(Dataset rows for apps and sites)
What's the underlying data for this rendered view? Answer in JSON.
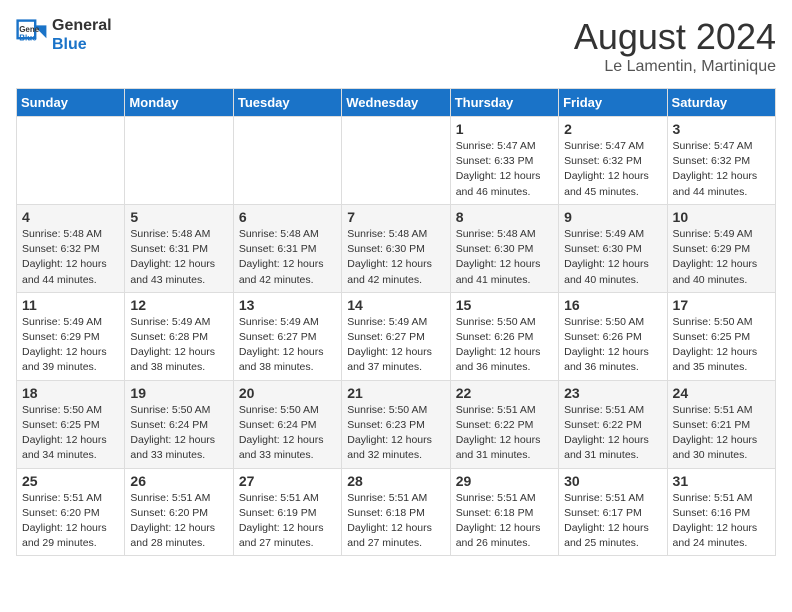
{
  "header": {
    "logo_line1": "General",
    "logo_line2": "Blue",
    "month_year": "August 2024",
    "location": "Le Lamentin, Martinique"
  },
  "days_of_week": [
    "Sunday",
    "Monday",
    "Tuesday",
    "Wednesday",
    "Thursday",
    "Friday",
    "Saturday"
  ],
  "weeks": [
    [
      {
        "day": "",
        "info": ""
      },
      {
        "day": "",
        "info": ""
      },
      {
        "day": "",
        "info": ""
      },
      {
        "day": "",
        "info": ""
      },
      {
        "day": "1",
        "info": "Sunrise: 5:47 AM\nSunset: 6:33 PM\nDaylight: 12 hours\nand 46 minutes."
      },
      {
        "day": "2",
        "info": "Sunrise: 5:47 AM\nSunset: 6:32 PM\nDaylight: 12 hours\nand 45 minutes."
      },
      {
        "day": "3",
        "info": "Sunrise: 5:47 AM\nSunset: 6:32 PM\nDaylight: 12 hours\nand 44 minutes."
      }
    ],
    [
      {
        "day": "4",
        "info": "Sunrise: 5:48 AM\nSunset: 6:32 PM\nDaylight: 12 hours\nand 44 minutes."
      },
      {
        "day": "5",
        "info": "Sunrise: 5:48 AM\nSunset: 6:31 PM\nDaylight: 12 hours\nand 43 minutes."
      },
      {
        "day": "6",
        "info": "Sunrise: 5:48 AM\nSunset: 6:31 PM\nDaylight: 12 hours\nand 42 minutes."
      },
      {
        "day": "7",
        "info": "Sunrise: 5:48 AM\nSunset: 6:30 PM\nDaylight: 12 hours\nand 42 minutes."
      },
      {
        "day": "8",
        "info": "Sunrise: 5:48 AM\nSunset: 6:30 PM\nDaylight: 12 hours\nand 41 minutes."
      },
      {
        "day": "9",
        "info": "Sunrise: 5:49 AM\nSunset: 6:30 PM\nDaylight: 12 hours\nand 40 minutes."
      },
      {
        "day": "10",
        "info": "Sunrise: 5:49 AM\nSunset: 6:29 PM\nDaylight: 12 hours\nand 40 minutes."
      }
    ],
    [
      {
        "day": "11",
        "info": "Sunrise: 5:49 AM\nSunset: 6:29 PM\nDaylight: 12 hours\nand 39 minutes."
      },
      {
        "day": "12",
        "info": "Sunrise: 5:49 AM\nSunset: 6:28 PM\nDaylight: 12 hours\nand 38 minutes."
      },
      {
        "day": "13",
        "info": "Sunrise: 5:49 AM\nSunset: 6:27 PM\nDaylight: 12 hours\nand 38 minutes."
      },
      {
        "day": "14",
        "info": "Sunrise: 5:49 AM\nSunset: 6:27 PM\nDaylight: 12 hours\nand 37 minutes."
      },
      {
        "day": "15",
        "info": "Sunrise: 5:50 AM\nSunset: 6:26 PM\nDaylight: 12 hours\nand 36 minutes."
      },
      {
        "day": "16",
        "info": "Sunrise: 5:50 AM\nSunset: 6:26 PM\nDaylight: 12 hours\nand 36 minutes."
      },
      {
        "day": "17",
        "info": "Sunrise: 5:50 AM\nSunset: 6:25 PM\nDaylight: 12 hours\nand 35 minutes."
      }
    ],
    [
      {
        "day": "18",
        "info": "Sunrise: 5:50 AM\nSunset: 6:25 PM\nDaylight: 12 hours\nand 34 minutes."
      },
      {
        "day": "19",
        "info": "Sunrise: 5:50 AM\nSunset: 6:24 PM\nDaylight: 12 hours\nand 33 minutes."
      },
      {
        "day": "20",
        "info": "Sunrise: 5:50 AM\nSunset: 6:24 PM\nDaylight: 12 hours\nand 33 minutes."
      },
      {
        "day": "21",
        "info": "Sunrise: 5:50 AM\nSunset: 6:23 PM\nDaylight: 12 hours\nand 32 minutes."
      },
      {
        "day": "22",
        "info": "Sunrise: 5:51 AM\nSunset: 6:22 PM\nDaylight: 12 hours\nand 31 minutes."
      },
      {
        "day": "23",
        "info": "Sunrise: 5:51 AM\nSunset: 6:22 PM\nDaylight: 12 hours\nand 31 minutes."
      },
      {
        "day": "24",
        "info": "Sunrise: 5:51 AM\nSunset: 6:21 PM\nDaylight: 12 hours\nand 30 minutes."
      }
    ],
    [
      {
        "day": "25",
        "info": "Sunrise: 5:51 AM\nSunset: 6:20 PM\nDaylight: 12 hours\nand 29 minutes."
      },
      {
        "day": "26",
        "info": "Sunrise: 5:51 AM\nSunset: 6:20 PM\nDaylight: 12 hours\nand 28 minutes."
      },
      {
        "day": "27",
        "info": "Sunrise: 5:51 AM\nSunset: 6:19 PM\nDaylight: 12 hours\nand 27 minutes."
      },
      {
        "day": "28",
        "info": "Sunrise: 5:51 AM\nSunset: 6:18 PM\nDaylight: 12 hours\nand 27 minutes."
      },
      {
        "day": "29",
        "info": "Sunrise: 5:51 AM\nSunset: 6:18 PM\nDaylight: 12 hours\nand 26 minutes."
      },
      {
        "day": "30",
        "info": "Sunrise: 5:51 AM\nSunset: 6:17 PM\nDaylight: 12 hours\nand 25 minutes."
      },
      {
        "day": "31",
        "info": "Sunrise: 5:51 AM\nSunset: 6:16 PM\nDaylight: 12 hours\nand 24 minutes."
      }
    ]
  ]
}
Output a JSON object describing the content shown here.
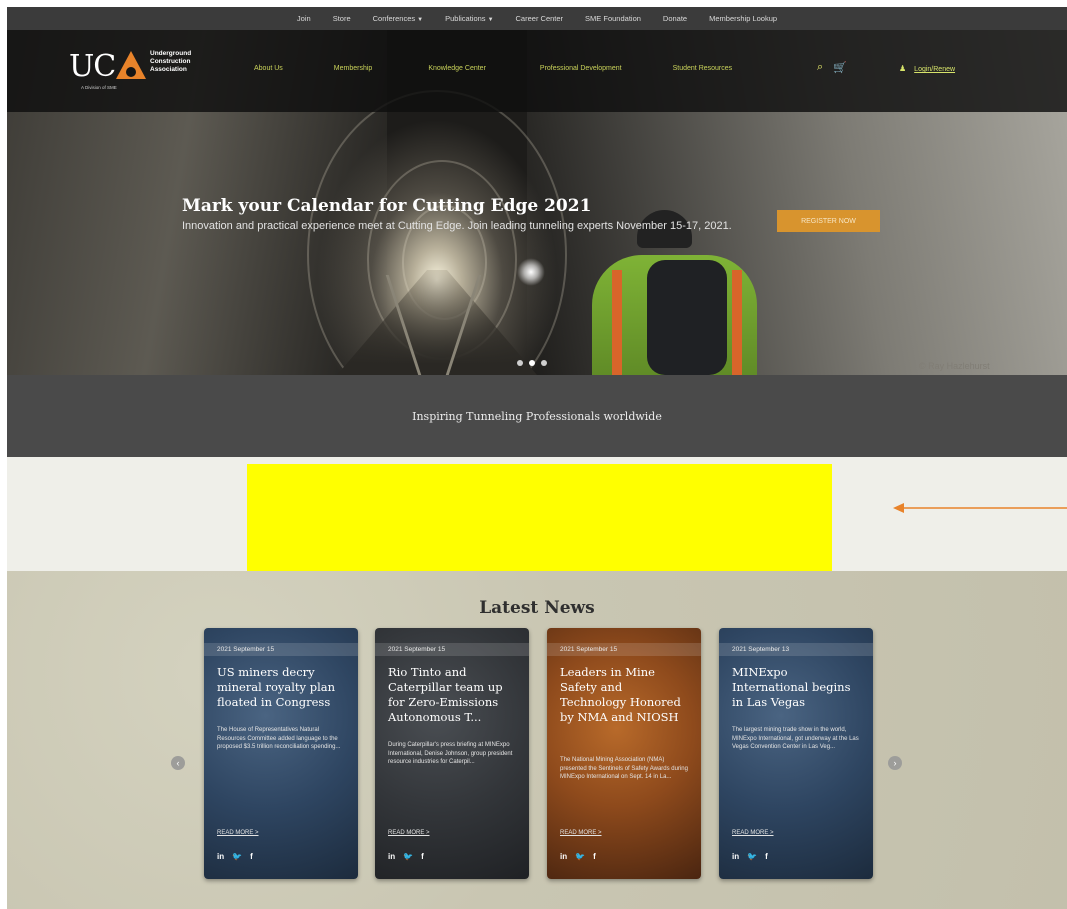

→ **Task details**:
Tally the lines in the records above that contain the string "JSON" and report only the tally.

→ **Response**:
2